This goes wrong in number of ways:
- People discover the
int function, whose docstring is Coerce to int -- that throws when passed a string.
- People are suggested
Integer/parseInt, that does the job, but then can't be used as
(map Integer/parseInt coll-of-strings) -- this is surprising, because it's their first experience with Java interop.
- People are suggested
#(Integer/parseInt %), that does what's expected, but whose syntax can be a little bit too much for your first 10 minutes of Clojure.
- Sometimes people are suggested
#(Integer. %), which is deprecated in Java 11.
- People go through the same procedure in ClojureScript, and have to select a different interop way to do this.
Consider adding a
parse-* family of functions in Clojure that are thin wrappers over the Java interop. See Appendix for a possible list.
People can then use the various coercions functions to get back the precision that they need. This might fit better the rationale of this ticket, which is to make a very common "toy program" operation smoother for beginners, and matching the Reader's behaviour will be the least surprising thing.
People who are sensitive about performance should know more about the intricacies of boxed arithmetic on the JVM anyway. This is also pleasantly platform-agnostic, CLJS could expose
- Should the functions return primitives or boxed values?
- What should be the handling of strings like
parseFoo family of functions rejects those, but
0xff can be read by the Clojure reader.
- OTOH, the
decode family of functions handle some prefixes, but they return a boxed value. But they also accept numbers like
#10 which is an invalid Clojure literal.
A hopefully complete list of primitive-returning functions (as of JVM 8) is:
name args ret-value
parse-int s int
parse-int s, radix int
parse-uint s int
parse-uint s, radix int
parse-long s long
parse-long s, radix long
parse-ulong s long
parse-ulong s, radix long
parse-short s short
parse-short s, radix short
parse-byte s byte
parse-byte s, radix byte
parse-float s float
parse-double s double

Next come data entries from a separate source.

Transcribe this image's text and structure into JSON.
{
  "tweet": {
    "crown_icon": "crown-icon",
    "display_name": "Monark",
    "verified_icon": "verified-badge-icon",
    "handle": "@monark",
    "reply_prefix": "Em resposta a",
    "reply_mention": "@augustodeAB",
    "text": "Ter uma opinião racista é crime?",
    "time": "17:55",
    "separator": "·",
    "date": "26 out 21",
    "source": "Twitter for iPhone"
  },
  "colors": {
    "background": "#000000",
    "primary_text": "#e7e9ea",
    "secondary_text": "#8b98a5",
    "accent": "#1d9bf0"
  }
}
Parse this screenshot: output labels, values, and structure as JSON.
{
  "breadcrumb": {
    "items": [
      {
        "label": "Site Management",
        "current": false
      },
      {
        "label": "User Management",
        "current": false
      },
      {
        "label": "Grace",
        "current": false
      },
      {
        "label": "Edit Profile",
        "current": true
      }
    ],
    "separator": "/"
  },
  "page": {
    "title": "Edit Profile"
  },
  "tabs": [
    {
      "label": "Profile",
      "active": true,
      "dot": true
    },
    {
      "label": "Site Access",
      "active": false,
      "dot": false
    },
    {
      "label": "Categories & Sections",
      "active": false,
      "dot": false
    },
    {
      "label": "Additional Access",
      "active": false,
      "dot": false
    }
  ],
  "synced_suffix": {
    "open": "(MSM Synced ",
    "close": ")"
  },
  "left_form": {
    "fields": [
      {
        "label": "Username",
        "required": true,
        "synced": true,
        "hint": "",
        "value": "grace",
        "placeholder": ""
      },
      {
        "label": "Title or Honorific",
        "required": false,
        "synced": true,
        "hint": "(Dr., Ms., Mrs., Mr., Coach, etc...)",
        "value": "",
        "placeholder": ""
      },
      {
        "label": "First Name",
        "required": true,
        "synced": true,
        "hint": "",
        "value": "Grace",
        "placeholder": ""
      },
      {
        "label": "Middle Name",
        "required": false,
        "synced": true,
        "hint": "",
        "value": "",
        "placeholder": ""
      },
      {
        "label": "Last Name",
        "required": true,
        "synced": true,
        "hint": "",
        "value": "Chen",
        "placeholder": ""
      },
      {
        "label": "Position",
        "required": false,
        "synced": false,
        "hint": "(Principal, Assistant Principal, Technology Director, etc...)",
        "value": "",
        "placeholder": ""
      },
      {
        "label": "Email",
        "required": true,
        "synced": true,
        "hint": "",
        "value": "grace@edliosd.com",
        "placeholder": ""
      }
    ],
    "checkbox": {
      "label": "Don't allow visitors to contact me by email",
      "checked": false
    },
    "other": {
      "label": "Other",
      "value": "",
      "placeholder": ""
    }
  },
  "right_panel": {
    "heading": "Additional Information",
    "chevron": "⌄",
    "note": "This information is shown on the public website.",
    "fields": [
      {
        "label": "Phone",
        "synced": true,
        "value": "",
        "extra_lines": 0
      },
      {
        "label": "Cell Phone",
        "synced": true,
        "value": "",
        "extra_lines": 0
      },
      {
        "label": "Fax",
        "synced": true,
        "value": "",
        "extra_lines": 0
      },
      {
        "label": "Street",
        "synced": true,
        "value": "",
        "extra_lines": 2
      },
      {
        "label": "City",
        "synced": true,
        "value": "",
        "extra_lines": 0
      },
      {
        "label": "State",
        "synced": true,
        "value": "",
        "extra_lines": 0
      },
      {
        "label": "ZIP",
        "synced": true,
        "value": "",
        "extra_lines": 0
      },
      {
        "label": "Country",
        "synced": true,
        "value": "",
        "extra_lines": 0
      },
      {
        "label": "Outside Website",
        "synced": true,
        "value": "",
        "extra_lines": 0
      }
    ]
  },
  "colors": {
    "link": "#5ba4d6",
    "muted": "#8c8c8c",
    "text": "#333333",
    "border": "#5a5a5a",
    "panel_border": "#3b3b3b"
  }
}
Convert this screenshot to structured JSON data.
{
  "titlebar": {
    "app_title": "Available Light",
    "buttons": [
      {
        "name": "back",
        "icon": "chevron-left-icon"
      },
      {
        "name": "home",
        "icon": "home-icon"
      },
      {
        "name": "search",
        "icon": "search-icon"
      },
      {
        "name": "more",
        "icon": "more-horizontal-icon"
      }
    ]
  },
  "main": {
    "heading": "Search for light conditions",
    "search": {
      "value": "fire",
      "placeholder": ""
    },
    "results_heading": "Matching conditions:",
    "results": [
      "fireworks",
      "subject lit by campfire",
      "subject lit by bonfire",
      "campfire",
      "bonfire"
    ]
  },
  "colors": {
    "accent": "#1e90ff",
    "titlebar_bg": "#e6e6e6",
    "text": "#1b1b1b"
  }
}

The unsigned functionality was added in Java 8, so should be safe to use in newer Clojure versions. Newer JVM versions add support for parsing parts of CharSequences.